cavity. The facial curvature of the dressing should not extend more anterior than the curvature of the intact orbit to avoid an exophthalmic appearance. 6. The custom dressing should be in harmony with the psychologic needs and desires of the patient, which may vary (Figs. 1 through 4). A basic black dressing may be indicated for daily activities but dressings of different colors and textures may be indicated for other occasions. Many dressings can be made to attach to the same orbital obturator. Reprint requests to: DR. ROBERT M. BRYGIDER FACULTY OF DENTISTRY DALHOUSIE UNIVERSITY HALIFAX, NOVA SCOTIA CANADA B 3 H 3J5
C o u n t e r a c t i n g t h e d a r k e n i n g e f f e c t o f a m e t a l f r a m e w o r k on acrylic resin denture base material John R. Ivanhoe, D.D.S.,* Eric D. Adrian, D.M.D.,** and William A. Krantz, D.D.S.*** Emory University, School of Postgraduate Dentistry, Atlanta, Ga., and Fort Gordon, Ga. Fixed-removable implant metal frameworks by necessity must be thick in order to support the cantilever design and to avoid fracture.
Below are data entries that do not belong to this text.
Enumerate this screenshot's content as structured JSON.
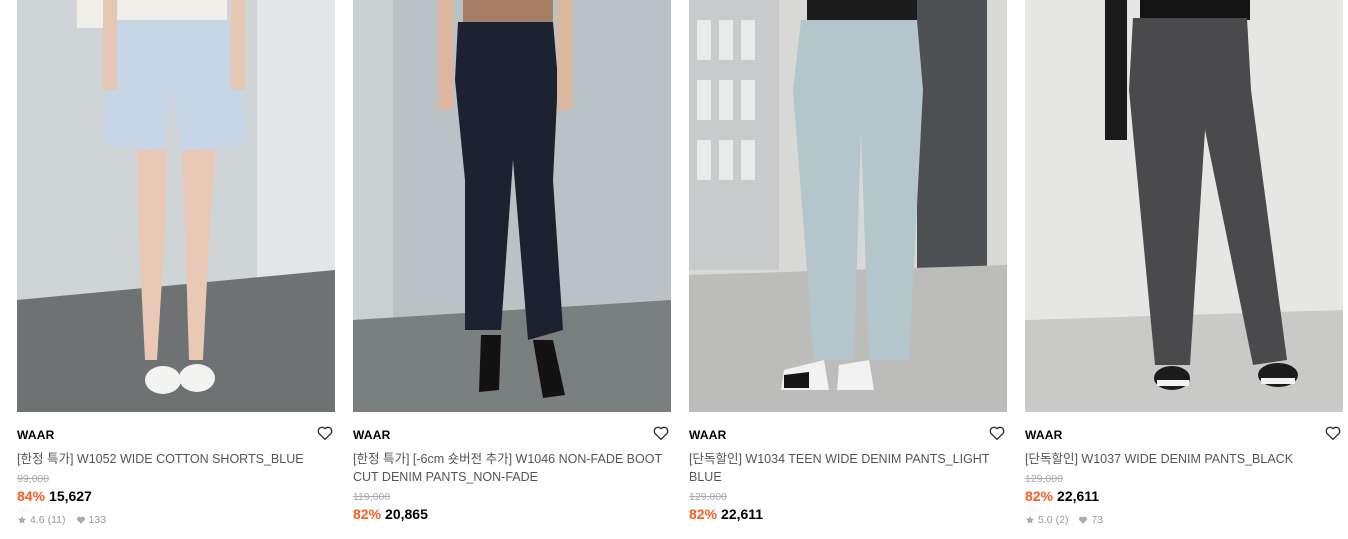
{
  "products": [
    {
      "brand": "WAAR",
      "title": "[한정 특가] W1052 WIDE COTTON SHORTS_BLUE",
      "original_price": "99,000",
      "discount": "84%",
      "price": "15,627",
      "rating": "4.6",
      "reviews": "(11)",
      "likes": "133",
      "image_desc": "light-blue-cotton-shorts",
      "colors": {
        "bg": "#cfd4d6",
        "floor": "#6e7273",
        "item": "#c6d6e6"
      }
    },
    {
      "brand": "WAAR",
      "title": "[한정 특가] [-6cm 숏버전 추가] W1046 NON-FADE BOOT CUT DENIM PANTS_NON-FADE",
      "original_price": "119,000",
      "discount": "82%",
      "price": "20,865",
      "image_desc": "dark-bootcut-denim",
      "colors": {
        "bg": "#b9c2c4",
        "floor": "#7a7f80",
        "item": "#1d2230"
      }
    },
    {
      "brand": "WAAR",
      "title": "[단독할인] W1034 TEEN WIDE DENIM PANTS_LIGHT BLUE",
      "original_price": "129,000",
      "discount": "82%",
      "price": "22,611",
      "image_desc": "light-blue-wide-denim",
      "colors": {
        "bg": "#d8d8d6",
        "floor": "#bcbcba",
        "item": "#b3c6cc"
      }
    },
    {
      "brand": "WAAR",
      "title": "[단독할인] W1037 WIDE DENIM PANTS_BLACK",
      "original_price": "129,000",
      "discount": "82%",
      "price": "22,611",
      "rating": "5.0",
      "reviews": "(2)",
      "likes": "73",
      "image_desc": "black-wide-denim",
      "colors": {
        "bg": "#e6e6e4",
        "floor": "#c9c9c7",
        "item": "#4a4a4c"
      }
    }
  ]
}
The increased thickness of the metal
The opinions or assertions contained herein are the private ones of the authors and are not to be construed as official or as reflecting the views of the Department of the Army. *Assistant Professor, Emory University, School of Postgraduate Dentistry. **Major, U.S. Army,DC; Assistant Chief, RemovableProsthodontic Service, U.S. Army DENTAC, Fort Gordon, Ga. ***Colonel, U.S. Army, DC; Chief, RemovableProsthodontic Service; Assistant Director, Prosthodontic Residency Program, U.S. Army DENTAC, Fort Gordon, Ga. 10/4/20560
framework often necessitates a corresponding decrease in the thickness of the acrylic resin denture base material, resulting in an unesthetic darkening of the acrylic resin denture base material. The darkening can be counteracted by opaquing that portion of the metal framework on which the denture base material is to be placed. The opaquing is done by the use of the Silicoater (Kulzer, Irvine, Calif.) system. The application of the opaque masks the darkening effect of the metal framework and returns the acrylic resin denture base material to its natural color (Fig. 1). Reprint requests to: DR. ERIC D. ADRIAN 4128 KNOLLCREST CIRCLE MARTINEZ, GA 30907
Fig. 1. Acrylic resin on right demonstrates natural color with use of opaquer. Acrylic resin on left demonstrates darkening effect of untreated framework.
THE JOURNAL OF PROSTHETIC DENTISTRY